§ **Information**:
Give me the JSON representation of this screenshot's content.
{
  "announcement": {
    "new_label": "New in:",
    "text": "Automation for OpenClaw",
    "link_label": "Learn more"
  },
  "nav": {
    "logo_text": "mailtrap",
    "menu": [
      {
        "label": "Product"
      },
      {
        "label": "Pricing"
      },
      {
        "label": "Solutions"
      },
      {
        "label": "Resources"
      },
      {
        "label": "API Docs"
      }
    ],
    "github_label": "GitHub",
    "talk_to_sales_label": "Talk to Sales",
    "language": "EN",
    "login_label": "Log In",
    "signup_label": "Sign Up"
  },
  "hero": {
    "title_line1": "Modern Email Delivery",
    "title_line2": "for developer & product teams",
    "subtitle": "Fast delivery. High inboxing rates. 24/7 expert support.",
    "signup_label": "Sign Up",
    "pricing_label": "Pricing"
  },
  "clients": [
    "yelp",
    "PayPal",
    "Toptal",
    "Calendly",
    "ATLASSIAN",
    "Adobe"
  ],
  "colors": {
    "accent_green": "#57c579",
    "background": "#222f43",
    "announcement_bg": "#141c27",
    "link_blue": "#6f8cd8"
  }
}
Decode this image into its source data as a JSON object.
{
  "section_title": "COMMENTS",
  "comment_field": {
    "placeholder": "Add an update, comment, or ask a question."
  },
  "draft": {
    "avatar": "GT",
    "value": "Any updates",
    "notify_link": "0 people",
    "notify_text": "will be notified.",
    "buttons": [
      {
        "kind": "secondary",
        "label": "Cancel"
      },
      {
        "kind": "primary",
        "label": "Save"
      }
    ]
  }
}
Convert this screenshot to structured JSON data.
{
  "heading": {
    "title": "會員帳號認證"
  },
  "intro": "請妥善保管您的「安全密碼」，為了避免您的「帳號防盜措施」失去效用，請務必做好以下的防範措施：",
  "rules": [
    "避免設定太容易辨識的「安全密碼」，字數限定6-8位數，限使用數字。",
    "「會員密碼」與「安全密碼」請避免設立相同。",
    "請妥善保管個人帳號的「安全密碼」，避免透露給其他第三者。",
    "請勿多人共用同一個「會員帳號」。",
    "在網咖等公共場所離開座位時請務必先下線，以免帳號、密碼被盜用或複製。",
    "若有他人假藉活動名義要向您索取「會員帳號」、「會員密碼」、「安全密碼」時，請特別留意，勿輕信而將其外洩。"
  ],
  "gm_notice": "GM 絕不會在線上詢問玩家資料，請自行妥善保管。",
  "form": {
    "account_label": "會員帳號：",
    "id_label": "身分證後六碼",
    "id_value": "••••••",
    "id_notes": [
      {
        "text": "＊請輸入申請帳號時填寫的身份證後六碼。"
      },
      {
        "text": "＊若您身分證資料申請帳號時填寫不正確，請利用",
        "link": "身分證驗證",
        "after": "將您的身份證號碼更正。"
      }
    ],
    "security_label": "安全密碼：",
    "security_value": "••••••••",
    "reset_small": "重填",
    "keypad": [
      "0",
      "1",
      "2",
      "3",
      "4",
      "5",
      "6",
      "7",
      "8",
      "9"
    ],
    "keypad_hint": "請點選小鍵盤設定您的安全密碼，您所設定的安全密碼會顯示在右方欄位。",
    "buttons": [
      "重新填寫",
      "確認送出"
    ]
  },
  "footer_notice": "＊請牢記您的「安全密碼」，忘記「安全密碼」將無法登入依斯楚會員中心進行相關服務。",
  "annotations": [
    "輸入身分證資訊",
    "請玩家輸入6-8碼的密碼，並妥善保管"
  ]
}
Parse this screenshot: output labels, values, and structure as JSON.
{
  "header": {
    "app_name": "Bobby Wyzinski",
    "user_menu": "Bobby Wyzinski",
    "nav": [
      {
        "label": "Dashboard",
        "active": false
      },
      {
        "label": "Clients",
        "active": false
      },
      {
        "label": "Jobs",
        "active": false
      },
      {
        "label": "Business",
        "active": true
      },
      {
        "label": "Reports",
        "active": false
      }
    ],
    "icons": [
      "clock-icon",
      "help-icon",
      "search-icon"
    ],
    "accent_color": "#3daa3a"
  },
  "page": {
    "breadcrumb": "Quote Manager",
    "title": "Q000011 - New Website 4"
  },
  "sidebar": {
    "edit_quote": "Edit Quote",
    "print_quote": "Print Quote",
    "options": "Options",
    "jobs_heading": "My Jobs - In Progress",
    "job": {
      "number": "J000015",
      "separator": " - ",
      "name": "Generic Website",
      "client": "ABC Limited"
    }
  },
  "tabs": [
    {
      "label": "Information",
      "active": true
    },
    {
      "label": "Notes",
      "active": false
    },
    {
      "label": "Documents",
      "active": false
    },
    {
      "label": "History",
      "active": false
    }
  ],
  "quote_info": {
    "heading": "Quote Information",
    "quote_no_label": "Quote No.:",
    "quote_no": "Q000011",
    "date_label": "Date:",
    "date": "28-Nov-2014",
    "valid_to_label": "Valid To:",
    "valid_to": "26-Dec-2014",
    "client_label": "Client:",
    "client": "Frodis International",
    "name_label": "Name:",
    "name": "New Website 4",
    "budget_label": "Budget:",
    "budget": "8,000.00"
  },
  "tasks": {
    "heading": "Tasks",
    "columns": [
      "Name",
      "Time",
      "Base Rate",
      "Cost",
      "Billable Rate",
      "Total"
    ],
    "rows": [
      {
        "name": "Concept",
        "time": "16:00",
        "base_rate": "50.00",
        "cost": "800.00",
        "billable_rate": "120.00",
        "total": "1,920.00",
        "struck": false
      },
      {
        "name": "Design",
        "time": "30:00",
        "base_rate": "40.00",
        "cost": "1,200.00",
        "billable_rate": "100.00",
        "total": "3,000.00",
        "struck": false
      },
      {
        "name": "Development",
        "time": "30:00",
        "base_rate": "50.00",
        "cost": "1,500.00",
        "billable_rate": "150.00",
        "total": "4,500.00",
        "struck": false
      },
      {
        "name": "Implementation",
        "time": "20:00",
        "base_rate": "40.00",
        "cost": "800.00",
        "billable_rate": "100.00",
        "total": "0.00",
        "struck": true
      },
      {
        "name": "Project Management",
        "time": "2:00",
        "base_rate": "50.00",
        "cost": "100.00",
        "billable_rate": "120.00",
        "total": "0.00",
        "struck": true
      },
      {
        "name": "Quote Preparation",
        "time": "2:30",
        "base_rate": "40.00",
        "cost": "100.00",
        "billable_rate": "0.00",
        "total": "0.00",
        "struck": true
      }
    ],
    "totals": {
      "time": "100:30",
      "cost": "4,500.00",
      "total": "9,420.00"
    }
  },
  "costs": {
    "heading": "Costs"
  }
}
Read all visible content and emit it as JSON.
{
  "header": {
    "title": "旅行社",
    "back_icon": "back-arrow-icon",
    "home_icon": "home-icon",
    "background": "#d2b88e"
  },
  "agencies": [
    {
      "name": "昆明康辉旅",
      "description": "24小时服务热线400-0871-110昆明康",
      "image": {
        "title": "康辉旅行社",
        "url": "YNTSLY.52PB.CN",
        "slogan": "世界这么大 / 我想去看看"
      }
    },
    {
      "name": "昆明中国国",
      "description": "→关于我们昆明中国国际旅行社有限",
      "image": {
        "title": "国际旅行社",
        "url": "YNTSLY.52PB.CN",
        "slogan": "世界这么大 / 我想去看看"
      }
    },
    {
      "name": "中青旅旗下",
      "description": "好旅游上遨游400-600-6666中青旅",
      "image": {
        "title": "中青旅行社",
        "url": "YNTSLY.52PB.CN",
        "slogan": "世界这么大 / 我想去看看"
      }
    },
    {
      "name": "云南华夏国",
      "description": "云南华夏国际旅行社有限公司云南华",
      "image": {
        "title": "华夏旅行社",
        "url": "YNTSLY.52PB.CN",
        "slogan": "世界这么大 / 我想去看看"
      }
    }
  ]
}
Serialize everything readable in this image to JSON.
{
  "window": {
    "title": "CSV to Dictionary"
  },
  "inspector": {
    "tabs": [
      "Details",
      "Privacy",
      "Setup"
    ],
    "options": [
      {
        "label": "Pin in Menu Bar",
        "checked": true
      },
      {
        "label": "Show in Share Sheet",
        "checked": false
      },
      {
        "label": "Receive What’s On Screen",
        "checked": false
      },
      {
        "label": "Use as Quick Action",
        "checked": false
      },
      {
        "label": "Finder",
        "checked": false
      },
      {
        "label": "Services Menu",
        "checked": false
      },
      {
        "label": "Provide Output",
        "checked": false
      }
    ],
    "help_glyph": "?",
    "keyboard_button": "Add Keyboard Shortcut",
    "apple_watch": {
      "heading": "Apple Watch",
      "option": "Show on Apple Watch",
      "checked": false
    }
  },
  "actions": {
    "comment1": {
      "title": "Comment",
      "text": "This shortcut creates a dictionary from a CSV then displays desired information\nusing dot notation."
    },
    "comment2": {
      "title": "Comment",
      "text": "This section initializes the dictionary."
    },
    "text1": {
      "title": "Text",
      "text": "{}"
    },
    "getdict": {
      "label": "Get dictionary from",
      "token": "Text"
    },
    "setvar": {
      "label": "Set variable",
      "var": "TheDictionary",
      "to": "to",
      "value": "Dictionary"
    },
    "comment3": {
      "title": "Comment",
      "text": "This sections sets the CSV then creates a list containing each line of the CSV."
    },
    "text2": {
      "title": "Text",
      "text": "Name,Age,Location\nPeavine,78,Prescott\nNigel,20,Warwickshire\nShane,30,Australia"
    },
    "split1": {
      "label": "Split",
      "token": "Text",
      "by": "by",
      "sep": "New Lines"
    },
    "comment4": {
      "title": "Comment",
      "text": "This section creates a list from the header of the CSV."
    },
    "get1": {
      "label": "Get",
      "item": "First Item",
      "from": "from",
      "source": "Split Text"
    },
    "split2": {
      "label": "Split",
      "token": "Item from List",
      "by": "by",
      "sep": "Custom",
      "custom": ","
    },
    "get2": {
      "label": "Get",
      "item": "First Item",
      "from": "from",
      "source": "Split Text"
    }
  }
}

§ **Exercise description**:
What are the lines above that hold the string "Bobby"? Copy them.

§ **Completed exercise**:
    "app_name": "Bobby Wyzinski",
    "user_menu": "Bobby Wyzinski",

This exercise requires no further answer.